Prince William Residents Turn Wary Eye To HOT Lanes | WAMU 88.5 - American University Radio

WAMU 88.5 : News

Prince William Residents Turn Wary Eye To HOT Lanes

Play associated audio
Residents and lawmakers in Prince William County aren't necessarily as enthusiastic about new High Occupancy Toll lanes as state lawmakers.
Pete Thompson
Residents and lawmakers in Prince William County aren't necessarily as enthusiastic about new High Occupancy Toll lanes as state lawmakers.

Construction of High Occupancy Toll [HOT] lanes along the Capital Beltway in Virginia is nearly complete. Now, the commonwealth is preparing to finalize a deal for more HOT lanes along Interstate-95 from Stafford County into Fairfax. 

State leaders say will complete a network of faster moving traffic throughout the region, but local leaders and residents aren't quite so excited about the billion-dollar deal.

Under the agreement, private contractor Fluor Transurban -- the same company constructing the beltway HOT lanes -- will construct the I-95 HOT lanes and pay the bulk of the $1 billion price tag. In exchange, they'll have control of tolling revenue for 73 years. 

"And our users of the highways will get to make a choice, whether they want to use HOT lanes of general purpose lanes," says Virginia Department of Transportation commissioner Greg Whirley. "By going in HOT lanes it will definitely reduce their commute times." 

No county will be as affected by the new lanes as Prince William, and the county's highest-ranking elected official, Board of Supervisors Chair Corey Stewart, is hardly a cheerleader for it. 

"Well, we never really liked the project," he says. "I'm personally not sure it was a good idea for the state."

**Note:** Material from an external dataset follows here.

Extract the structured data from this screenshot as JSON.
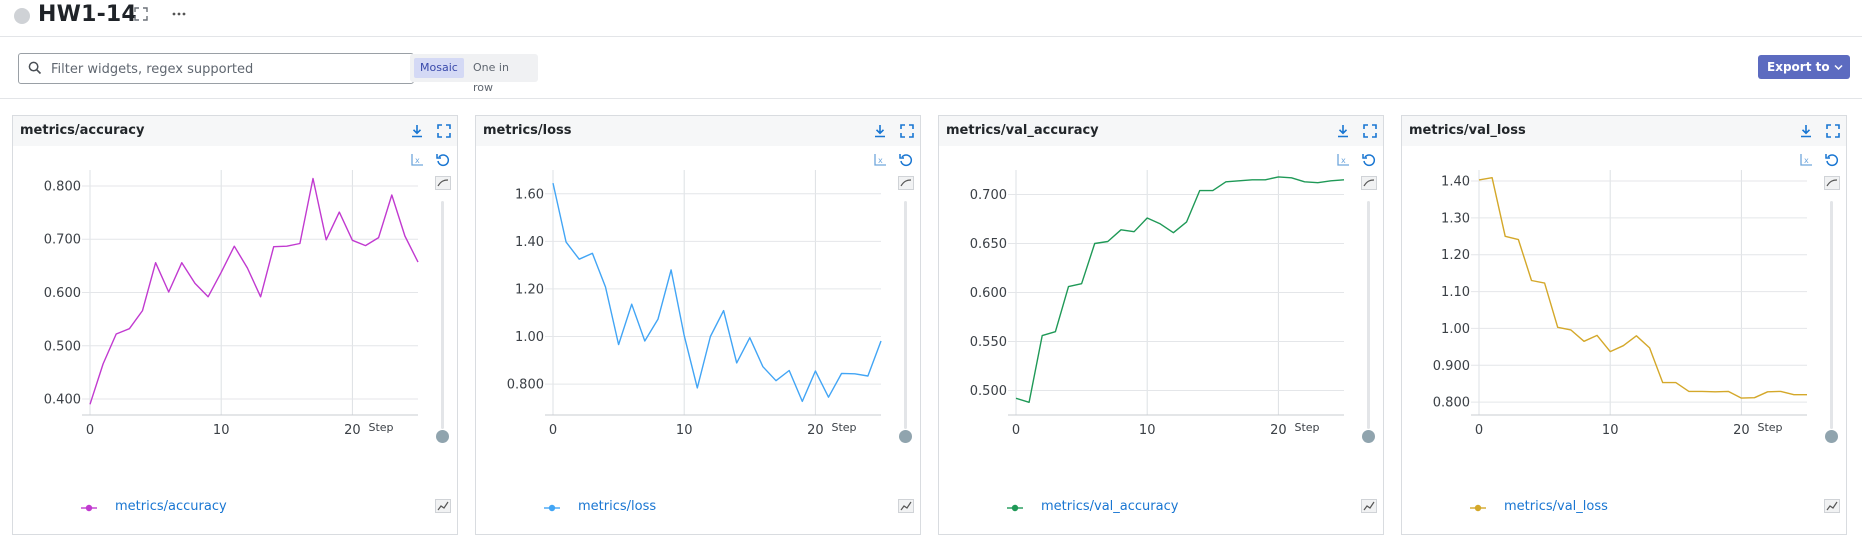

Stewart worries tolls could be exorbitant, and he isn't crazy about the extended length of the deal. But he applauds the state's decision not to put HOT lanes on Interstate-395. Stewart says that decision will help preserve the thriving carpooling tradition in his county, informally known as "slugging." 

"You'll have to continue to carpool or use the bus to use I-395, and to that extent I'm not as concerned as I once was about the impact on slugging," Stewart says.

But some commuters aren't so sure. Woodbridge resident Ebony Sloan commutes on I-95 just about everyday. "Personally I think it may actually may end up making us have more single drivers, and making us have less sluggers and more cars on the road," she says. 

And Stewart Schwartz with the Coalition for Smarter Growth points out that it's not as if you have to lose all sluggers before the system becomes unreliable. 

"You know if you start losing people who like to drive and pick up sluggers, and x number of sluggers, will the system become so inconsistent that people will just throw up their hands and drive on their own," he says. 

Schwartz says the Virginia General Assembly should demand more data before the HOT lanes deal is finalized, but right now, it seems local leaders and commuters have little chance to get an answer to that question before seeing HOT lanes in action.

WAMU 88.5

Art Beat With Lauren Landau, Oct. 1

Music from West Africa and photography from South East Asia come to the D.C. area.

NPR

From Kale To Pale Ale, A Love Of Bitter May Be In Your Genes

Researchers have found a gene that affects how strongly you experience bitter flavors. And those who aren't as sensitive eat about 200 more servings of vegetables per year.
NPR

Obama Sidesteps Midterm Campaigning As Approval Ratings Slump

The president's job approval rating is somewhere in the low 40s. That means there are a lot of places where his presence would hurt more than it helps.
NPR

Facebook Apologizes For Name Policy That Affected LGBT Community

The social networking site will not change its requirement for people to use "real" names on their profiles, but it will adjust how alleged violations are reported and enforced.

Leave a Comment

Help keep the conversation civil. Please refer to our Terms of Use and Code of Conduct before posting your comments.